The MCB Department is fully committed to supporting, in every way possible, all members of our department, irrespective of their national origin, religious background, race, color, age, sex, gender, gender identity, or sexual orientation. We are particularly troubled by the recent Executive Order on Immigration because it threatens members of our community and the practice of science. MCB scientists and staff come from many countries and engage in numerous international collaborations. Our research is enhanced by the diversity of perspectives provided by scientists from different backgrounds including international scientists. In addition, everyone’s science benefits when all scientists can travel freely between the U.S. and other countries to communicate directly with each other. We will resist policies that threaten our scientific culture and values.
Below are articles from various sources about members of MCB and their research.
"Jennifer Doudna and Emmanuelle Charpentier were awarded the Japan Prize today for their invention of the revolutionary gene-editing technology known as CRISPR-Cas9, which has swept into research labs around the world and is already yielding new therapies for cancer and hereditary diseases."
UC Berkeley researchers studying cancer and infectious disease are joining forces in an attempt to maniupulate the immune response for both invaders through immunotherapy. The recently formed IVRI, Immunotherapeutics and Vaccine Research Institute, is at the forefront of this collaborative work.

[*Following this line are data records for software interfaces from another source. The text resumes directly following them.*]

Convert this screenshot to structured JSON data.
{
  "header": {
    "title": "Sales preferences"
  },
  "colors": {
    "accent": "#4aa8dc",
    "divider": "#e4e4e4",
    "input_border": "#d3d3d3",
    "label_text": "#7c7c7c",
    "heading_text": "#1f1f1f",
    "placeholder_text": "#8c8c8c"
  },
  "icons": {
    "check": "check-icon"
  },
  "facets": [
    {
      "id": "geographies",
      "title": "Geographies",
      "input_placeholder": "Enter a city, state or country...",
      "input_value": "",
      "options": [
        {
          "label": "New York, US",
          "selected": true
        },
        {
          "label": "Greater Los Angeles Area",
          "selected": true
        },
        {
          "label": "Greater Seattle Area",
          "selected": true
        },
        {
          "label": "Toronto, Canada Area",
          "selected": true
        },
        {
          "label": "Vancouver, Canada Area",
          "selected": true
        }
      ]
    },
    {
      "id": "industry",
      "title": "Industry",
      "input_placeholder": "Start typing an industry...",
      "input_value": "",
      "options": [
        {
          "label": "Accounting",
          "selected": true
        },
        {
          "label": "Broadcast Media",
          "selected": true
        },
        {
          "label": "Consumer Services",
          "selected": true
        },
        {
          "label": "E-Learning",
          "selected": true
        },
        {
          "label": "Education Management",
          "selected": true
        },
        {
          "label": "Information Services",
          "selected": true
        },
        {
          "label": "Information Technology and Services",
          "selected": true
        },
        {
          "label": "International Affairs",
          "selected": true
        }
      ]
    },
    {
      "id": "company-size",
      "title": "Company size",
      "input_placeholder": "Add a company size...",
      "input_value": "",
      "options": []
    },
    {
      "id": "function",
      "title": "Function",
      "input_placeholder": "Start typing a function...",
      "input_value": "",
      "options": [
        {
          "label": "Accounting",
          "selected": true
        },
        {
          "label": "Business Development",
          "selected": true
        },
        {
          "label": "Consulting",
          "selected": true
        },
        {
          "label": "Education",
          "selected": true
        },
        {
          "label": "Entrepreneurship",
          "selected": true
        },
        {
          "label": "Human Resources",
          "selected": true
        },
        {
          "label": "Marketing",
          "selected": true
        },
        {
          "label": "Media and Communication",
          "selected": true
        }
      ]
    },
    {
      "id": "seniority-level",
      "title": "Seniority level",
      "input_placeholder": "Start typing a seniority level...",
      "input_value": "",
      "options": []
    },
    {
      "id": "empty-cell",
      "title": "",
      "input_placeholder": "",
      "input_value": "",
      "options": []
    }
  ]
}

MCB's Professor Jennifer Doudna, in collaboration with Professor Jill Banfield (of earth & planetary sciences and of ESPM), have "discovered simple CRISPR systems similar to CRISPR-Cas9 — a gene-editing tool that has revolutionized biology — in previously unexplored bacteria that have eluded efforts to grow them in the laboratory."
Happy Holidays and Happy New Year. Have a great winter break, everyone! ...And with all that free time, catch up on reading the Fall 2016 Newsletter.
Professor Jennifer Doudna will be given a Luminary Award at the Precision Medicine World Conference on January 23rd-25th, 2017. Doudna will also be one of the key speakers at the conference -- read a recent PMWC Q&A with Professor Doudna.
Are you interested in attending the conference? PMWC has created a discount code for UC Berkeley attendees -- It is "berkeley_discount_pmwc2017" (expires on January 11, 2017). Or register here and have the code applied automatically.
MCB Professor Nicole King, her graduate student, Arielle Woznica and collaborators have found the first demonstration that bacteria can drive sexual mating in eukaroyotes. "Researchers seeking the evolutionary roots of the animal kingdom have discovered a bacterium, Vibrio fischeri, that acts as an aphrodisiac on a species of protozoan choanoflagellates, the closest living relatives of animals, by releasing an enzyme that sends Salpinogoeca rosetta, into a full mating frenzy."
On the morning of the Big Give (Nov 17th), the Department of Molecular and Cell Biology was one of the winners of a "Random Alumni Donor" drawing. That means that whatever that alumnus donated, the university will contribute an additional $2K! Check out the Big Give Leaderboard for more stats and thanks to all of you who supported our research, education, and students here at MCB!
The Department of Molecular and Cell Biology (MCB) at UC Berkeley invites applications for a pool of full-time or part-time, temporary non-tenure track Lecturer positions to teach MCB courses as the need arises.
MCB Assistant Adjunct Professor Jacob Corn was one of the lead authors on a recent study revealing significant progress in the fight against sickle cell disease.
Each year, the MCB Department chooses five outstanding postdoctoral fellows for their excellence in research, contributions to their division, the department, and for their mentoring and outreach efforts.
An international research consortium led by MCB scientists in the Harland and Rokhsar Labs, along with researchers at the University of Tokyo, "reports a striking pattern of genome duplication in the African clawed frog Xenopus laevis. The team showed that the frog’s genome arose through interspecific hybridizations of two now-extinct species between 15 and 20 million years ago."